A Triathlete's Battle with ALS
By Ron Anderson
My brother Robert Anderson had a dream to be a triathlete, a national age group champion and part of the world age group triathlon team, Team USA. As a true sports enthusiast, athlete, sheriff, and father of two, Lieutenant Anderson has always been involved in sports.
From baseball to football, hockey to soccer, Rob was in love with being competitive. As a ball player, he was successful playing on regional and national teams. As a coach, he loved to teach and mentor his teams to be winners. Ever since Rob could get out in the fields to play ball, he had been active in sports. Like most, he got his start in sports as a Little League Baseball player; an avid player who focused on being a great catcher and a great hitter (hitting above .500), often talented enough to be selected to play on a regional championship teams. When baseball was complete and the season transitioned to fall Rob typically played hockey and football.
Growing up in California during the 70s, hockey was a unique experience and adventure; up at the crack of dawn each weekend for practice, often traveling great distances just to play a single game. Soon Rob was in tournaments, championship games and traveling nationally to play against greater New York and Canadian teams. Highly competitive, the sports bug was definitely in full stream for Rob. Soon it was high school football, wrestling, and baseball.
With all the discipline it took to be a successful athlete, his learned skills seem to easily translate into his next destination — his professional career. Soon after high school, Rob entered the Los Angeles Sheriff Academy. A perfect position for a young man who was active, loved people and had a heart for giving. He respected the job and his abilities enough to know that he could make a career out of serving others. As with his previous success in sports, Rob soon was meeting and working with others who shared his passions.
As his family grew he also found himself becoming a lead AYSO coach and mentor. For years he continued to educate and mentor his teams on sports and life. Each year this continued with great success, until a few years ago when he got the bug to do a triathlon.
After seeing many events and hearing about the challenges and discipline it took to become a triathlete, Rob decided it was time for him to test himself in another sport. As a true competitor he dug deep in his training serious in learning all he could about the sport. After weeks of training, he was at the starting line. Although a newbie to the sport, Rob was focused. Like many, he was not happy with his finish time. Quickly thoughts of improving rattled his mind. Soon he found himself signing up for a number of additional triathlons. His pinnacle race for the year was the Los Angeles Triathlon, but soon he was traveling with his brother to see the USA Triathlon Sprint National Championships and ITU World Championships in Budapest.
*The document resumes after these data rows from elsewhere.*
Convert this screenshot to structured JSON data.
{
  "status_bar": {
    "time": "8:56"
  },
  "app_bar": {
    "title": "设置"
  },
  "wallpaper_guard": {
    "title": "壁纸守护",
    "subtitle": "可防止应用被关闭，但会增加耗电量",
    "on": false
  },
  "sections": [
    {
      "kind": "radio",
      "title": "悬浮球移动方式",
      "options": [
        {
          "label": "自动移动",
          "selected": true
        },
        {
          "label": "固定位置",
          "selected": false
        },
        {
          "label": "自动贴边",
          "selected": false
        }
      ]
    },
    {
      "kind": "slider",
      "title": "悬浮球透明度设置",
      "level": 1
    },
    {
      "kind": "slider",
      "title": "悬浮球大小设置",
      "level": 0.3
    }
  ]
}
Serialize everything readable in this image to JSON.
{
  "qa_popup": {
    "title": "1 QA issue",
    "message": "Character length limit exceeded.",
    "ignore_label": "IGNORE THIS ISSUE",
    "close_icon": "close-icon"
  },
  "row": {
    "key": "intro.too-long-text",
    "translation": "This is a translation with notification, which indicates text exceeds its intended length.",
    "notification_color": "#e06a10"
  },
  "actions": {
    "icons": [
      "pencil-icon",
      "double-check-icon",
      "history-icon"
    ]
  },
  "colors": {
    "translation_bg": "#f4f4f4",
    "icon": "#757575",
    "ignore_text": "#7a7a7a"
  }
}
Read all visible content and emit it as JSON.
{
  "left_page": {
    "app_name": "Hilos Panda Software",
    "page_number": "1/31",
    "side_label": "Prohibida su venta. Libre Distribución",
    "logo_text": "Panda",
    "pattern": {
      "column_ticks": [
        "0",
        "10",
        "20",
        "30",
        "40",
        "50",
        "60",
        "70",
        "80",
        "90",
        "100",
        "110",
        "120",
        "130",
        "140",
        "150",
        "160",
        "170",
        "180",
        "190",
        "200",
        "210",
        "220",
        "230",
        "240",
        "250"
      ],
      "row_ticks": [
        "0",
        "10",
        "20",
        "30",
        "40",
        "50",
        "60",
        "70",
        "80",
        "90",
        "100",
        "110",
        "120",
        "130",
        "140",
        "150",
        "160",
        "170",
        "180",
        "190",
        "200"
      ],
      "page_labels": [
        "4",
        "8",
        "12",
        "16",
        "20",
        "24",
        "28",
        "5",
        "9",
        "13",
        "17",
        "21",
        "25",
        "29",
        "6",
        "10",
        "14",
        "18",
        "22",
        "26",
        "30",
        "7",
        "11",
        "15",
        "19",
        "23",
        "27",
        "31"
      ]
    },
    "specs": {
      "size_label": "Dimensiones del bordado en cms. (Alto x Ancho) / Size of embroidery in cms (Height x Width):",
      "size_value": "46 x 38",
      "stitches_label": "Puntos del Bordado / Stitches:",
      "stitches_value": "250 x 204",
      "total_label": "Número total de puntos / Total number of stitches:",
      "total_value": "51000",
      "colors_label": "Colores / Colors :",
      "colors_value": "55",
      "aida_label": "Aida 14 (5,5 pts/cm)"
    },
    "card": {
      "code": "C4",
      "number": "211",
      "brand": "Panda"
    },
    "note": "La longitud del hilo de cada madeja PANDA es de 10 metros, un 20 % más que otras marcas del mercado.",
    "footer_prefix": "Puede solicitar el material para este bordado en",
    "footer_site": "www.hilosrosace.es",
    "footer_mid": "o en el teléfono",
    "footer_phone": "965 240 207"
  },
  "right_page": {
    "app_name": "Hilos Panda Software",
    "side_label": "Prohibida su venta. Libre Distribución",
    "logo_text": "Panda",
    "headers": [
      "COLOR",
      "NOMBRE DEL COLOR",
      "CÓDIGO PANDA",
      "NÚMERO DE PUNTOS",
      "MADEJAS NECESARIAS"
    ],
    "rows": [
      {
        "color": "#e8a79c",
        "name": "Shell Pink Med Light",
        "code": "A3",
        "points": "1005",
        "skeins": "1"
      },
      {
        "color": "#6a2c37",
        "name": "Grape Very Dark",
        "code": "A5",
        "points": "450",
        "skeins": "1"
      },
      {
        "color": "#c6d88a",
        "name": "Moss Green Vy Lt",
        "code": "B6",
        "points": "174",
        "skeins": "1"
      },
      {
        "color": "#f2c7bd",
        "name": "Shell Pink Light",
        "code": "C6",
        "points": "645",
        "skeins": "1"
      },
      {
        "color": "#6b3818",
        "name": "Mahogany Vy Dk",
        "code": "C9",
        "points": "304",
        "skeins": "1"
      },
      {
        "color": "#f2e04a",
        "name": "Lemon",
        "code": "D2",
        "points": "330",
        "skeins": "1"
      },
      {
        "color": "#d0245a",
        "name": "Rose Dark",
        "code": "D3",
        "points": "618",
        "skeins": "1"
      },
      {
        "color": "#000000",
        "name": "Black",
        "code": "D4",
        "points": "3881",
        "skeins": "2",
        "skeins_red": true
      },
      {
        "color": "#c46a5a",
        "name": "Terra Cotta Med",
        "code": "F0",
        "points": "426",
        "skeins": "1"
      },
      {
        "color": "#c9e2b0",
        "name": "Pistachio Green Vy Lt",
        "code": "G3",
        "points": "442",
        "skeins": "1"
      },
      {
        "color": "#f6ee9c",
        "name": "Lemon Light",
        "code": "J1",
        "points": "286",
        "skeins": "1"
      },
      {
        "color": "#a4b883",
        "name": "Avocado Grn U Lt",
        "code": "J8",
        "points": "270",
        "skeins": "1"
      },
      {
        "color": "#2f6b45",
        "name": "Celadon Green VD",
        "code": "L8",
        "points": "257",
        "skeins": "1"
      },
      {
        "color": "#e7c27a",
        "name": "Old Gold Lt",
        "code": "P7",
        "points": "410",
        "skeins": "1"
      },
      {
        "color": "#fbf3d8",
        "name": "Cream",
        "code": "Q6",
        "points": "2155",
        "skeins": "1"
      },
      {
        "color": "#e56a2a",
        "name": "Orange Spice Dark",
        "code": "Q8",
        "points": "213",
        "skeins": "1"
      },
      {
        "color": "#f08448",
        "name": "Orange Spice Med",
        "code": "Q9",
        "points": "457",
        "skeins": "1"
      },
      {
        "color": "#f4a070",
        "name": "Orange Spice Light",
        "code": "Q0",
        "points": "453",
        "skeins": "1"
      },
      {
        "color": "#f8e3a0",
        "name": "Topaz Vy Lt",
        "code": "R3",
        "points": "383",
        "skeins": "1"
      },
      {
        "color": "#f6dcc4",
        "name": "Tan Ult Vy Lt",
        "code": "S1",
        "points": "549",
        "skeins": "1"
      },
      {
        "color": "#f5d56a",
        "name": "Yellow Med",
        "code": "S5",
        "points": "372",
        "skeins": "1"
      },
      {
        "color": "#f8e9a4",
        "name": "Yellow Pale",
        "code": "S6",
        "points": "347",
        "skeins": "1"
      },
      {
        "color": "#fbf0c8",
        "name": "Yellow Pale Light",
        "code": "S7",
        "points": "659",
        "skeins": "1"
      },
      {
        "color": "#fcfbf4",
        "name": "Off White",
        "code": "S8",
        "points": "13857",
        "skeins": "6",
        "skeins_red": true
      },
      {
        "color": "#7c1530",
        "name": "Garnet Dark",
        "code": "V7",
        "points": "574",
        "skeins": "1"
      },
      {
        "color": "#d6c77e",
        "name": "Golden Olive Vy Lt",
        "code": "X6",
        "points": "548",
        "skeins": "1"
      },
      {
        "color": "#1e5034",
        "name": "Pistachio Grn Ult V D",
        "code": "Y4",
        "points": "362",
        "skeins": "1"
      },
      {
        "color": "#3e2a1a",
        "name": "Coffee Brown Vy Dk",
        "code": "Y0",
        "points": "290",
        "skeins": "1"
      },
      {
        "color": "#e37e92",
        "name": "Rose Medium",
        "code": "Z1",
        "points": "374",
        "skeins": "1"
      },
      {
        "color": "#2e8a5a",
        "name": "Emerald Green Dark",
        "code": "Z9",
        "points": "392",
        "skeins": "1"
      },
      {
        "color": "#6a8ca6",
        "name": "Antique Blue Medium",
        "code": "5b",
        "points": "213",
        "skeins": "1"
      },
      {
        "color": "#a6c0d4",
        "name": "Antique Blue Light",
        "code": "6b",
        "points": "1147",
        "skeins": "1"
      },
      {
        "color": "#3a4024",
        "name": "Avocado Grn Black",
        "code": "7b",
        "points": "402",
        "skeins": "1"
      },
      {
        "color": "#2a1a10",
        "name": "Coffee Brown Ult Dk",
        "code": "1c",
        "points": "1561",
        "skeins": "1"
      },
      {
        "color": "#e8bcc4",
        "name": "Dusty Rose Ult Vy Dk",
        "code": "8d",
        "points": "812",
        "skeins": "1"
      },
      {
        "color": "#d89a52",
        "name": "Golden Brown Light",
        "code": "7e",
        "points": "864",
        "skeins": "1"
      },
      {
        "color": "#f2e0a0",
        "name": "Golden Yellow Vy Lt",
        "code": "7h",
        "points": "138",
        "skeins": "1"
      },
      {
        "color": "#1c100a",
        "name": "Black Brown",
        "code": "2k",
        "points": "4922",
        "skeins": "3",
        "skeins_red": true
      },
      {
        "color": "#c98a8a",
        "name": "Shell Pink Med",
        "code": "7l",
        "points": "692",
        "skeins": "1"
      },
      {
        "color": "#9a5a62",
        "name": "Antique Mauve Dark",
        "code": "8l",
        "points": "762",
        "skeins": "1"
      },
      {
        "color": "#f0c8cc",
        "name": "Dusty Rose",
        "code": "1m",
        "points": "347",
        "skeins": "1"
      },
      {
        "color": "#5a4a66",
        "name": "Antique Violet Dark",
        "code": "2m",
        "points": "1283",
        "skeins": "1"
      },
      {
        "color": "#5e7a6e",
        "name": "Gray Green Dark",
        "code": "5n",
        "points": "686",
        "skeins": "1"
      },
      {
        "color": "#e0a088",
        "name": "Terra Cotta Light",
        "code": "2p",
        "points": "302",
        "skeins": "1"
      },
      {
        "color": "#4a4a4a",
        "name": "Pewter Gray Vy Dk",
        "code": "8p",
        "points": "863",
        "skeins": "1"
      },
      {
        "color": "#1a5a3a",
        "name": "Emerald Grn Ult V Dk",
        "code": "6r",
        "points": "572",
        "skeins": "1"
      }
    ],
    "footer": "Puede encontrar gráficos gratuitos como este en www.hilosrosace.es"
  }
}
The following tri season soon began. As with the prior season, Rob was anxious to pursue his dreams in sports and as a triathlete. No longer a newbie, Rob’s plan was to focus on speed in both the run and swim. As Rob trained he discovered something different was going on in his training this year. Instead of getting stronger he was getting weaker. Continual twitching in his left arm and shoulder was noticeable. Soon it was a strain and twitching in his back and right arm. He went to his physician who recommended him to a neurologist. Through several tests and visiting additional specialists, Rob learned that he had a rare version of Amyotrophic Lateral Sclerosis- Familial ALS (otherwise known as Lou Gehrig's disease).
This rare strain of ALS had plagued his family for generations effecting his mother, uncle, cousins, grandparents, and great grandparents. In fact, this disease, Rob believes, may have reached as far back as his great great grandfather. Not new to the history and the effects of this disease, Rob knew of the potential progression and his possible future. Always the fighter, Rob continued to fight the disease through being active and by participating in sports. Immediately his focus was on raising money for a cure.
With respect, acknowledgement, and the continual bond of the sheriff family, BBQs, special events, sponsored runs and rides, all contributed to the raising of $20,000 for a cure. Additionally, through his relationships, friends and family, Rob has worked to establish the first tri race in Long Beach, Calif., designated solely for the purpose of raising money to support ALS and its community. The goal is to establish a race that would continually support the efforts of assisting in and finding a cure. The first "Dream Big Triathlon" will be held in June 2012.
The progression of this disease for Rob has been fast. In less than a year Rob has lost the ability of motion in his limbs, hands, and his bulbar muscles, making it difficult to eat and speak. Although limited in his abilities, Rob continues to be active in his goals for leaving a mark as a person and an athlete. By continually contributing to the efforts that he and his family and friends have put into place, Rob continues to live the dream of being a true athlete.